*Directions for this task:*
Within the records below, filter for lines carrying the word "details" and copy them.

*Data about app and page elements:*

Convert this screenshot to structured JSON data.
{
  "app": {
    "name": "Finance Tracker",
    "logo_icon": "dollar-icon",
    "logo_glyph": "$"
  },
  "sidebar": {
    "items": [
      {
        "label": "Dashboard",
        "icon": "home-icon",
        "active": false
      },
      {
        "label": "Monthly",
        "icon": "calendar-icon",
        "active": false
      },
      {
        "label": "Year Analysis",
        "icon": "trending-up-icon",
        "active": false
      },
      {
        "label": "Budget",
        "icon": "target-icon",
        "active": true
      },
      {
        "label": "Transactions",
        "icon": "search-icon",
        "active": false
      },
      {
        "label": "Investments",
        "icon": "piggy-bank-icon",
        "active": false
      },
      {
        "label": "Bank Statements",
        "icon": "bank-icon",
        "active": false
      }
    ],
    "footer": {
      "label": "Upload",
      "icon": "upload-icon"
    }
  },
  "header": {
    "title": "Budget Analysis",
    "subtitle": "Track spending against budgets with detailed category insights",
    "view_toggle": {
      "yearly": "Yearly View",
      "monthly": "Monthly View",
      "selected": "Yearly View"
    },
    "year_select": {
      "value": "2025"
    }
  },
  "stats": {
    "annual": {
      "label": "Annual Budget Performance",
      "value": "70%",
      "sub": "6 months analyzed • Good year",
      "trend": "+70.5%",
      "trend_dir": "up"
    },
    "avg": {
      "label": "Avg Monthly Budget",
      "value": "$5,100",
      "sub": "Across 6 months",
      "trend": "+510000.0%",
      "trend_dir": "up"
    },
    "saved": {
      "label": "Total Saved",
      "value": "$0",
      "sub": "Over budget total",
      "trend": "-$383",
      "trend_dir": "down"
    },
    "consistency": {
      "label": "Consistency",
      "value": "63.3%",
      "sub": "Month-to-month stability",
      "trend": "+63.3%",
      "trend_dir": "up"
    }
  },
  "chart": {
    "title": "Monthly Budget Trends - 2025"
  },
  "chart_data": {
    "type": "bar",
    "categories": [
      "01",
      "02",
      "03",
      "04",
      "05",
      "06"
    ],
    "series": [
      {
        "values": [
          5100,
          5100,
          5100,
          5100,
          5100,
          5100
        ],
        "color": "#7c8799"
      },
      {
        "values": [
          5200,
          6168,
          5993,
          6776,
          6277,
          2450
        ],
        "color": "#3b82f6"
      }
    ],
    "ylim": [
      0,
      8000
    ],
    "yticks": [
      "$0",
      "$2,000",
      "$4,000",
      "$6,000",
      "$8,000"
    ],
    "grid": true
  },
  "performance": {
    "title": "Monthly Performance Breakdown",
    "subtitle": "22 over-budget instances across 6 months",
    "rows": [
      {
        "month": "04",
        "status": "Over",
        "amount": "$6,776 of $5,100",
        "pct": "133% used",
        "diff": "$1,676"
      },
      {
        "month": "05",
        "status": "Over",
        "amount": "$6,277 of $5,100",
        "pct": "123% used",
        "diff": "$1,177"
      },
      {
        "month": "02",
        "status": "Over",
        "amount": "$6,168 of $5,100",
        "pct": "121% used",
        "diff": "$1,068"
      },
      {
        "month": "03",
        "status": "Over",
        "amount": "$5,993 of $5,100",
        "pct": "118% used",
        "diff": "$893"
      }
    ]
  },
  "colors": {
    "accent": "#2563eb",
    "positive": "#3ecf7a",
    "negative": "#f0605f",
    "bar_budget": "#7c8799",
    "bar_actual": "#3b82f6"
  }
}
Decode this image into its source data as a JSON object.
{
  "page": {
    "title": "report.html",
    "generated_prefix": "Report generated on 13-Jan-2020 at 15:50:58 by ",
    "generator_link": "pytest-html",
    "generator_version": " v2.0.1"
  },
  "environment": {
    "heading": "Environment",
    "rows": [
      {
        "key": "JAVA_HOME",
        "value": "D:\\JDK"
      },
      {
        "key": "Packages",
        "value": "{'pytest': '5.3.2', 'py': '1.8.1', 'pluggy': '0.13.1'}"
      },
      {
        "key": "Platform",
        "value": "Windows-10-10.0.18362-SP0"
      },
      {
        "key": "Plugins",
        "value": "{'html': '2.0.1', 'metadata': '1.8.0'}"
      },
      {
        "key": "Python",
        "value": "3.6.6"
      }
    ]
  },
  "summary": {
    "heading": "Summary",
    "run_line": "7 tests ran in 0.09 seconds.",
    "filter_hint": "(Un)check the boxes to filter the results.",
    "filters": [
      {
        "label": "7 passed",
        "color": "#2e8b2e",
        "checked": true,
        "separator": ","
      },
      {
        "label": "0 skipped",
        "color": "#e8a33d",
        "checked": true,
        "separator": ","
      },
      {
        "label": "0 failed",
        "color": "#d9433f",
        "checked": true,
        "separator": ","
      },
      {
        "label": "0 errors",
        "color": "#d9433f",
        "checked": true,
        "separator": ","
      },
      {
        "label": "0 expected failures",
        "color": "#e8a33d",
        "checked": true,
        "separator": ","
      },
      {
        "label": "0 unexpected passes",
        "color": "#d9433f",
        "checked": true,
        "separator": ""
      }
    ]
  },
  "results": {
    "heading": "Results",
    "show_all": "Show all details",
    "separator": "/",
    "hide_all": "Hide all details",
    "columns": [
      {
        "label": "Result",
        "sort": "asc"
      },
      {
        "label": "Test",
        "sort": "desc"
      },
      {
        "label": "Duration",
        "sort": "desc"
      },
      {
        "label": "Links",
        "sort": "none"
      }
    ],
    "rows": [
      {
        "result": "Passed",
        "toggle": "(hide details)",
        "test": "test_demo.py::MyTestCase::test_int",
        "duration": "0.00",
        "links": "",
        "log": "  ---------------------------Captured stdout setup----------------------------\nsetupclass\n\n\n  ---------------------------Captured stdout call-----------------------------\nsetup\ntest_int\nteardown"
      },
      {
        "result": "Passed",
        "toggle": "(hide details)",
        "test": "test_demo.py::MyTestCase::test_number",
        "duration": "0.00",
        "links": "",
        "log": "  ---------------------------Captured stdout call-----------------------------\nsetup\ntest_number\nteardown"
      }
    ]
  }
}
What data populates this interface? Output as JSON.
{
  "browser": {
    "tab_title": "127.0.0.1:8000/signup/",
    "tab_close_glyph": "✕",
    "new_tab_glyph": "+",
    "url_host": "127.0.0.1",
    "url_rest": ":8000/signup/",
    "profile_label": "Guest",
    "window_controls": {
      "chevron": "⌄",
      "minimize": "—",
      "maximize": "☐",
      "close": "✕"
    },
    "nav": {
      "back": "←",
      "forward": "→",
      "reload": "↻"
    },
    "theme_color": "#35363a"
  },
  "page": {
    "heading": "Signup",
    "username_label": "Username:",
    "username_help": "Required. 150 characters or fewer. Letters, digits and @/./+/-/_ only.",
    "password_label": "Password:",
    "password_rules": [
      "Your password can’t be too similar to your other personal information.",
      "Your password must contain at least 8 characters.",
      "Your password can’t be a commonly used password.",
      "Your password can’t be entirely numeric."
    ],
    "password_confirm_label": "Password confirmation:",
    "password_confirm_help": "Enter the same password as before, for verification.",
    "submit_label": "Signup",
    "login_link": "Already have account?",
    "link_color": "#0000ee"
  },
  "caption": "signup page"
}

*Task result:*
    "show_all": "Show all details",
    "hide_all": "Hide all details",
        "toggle": "(hide details)",
        "toggle": "(hide details)",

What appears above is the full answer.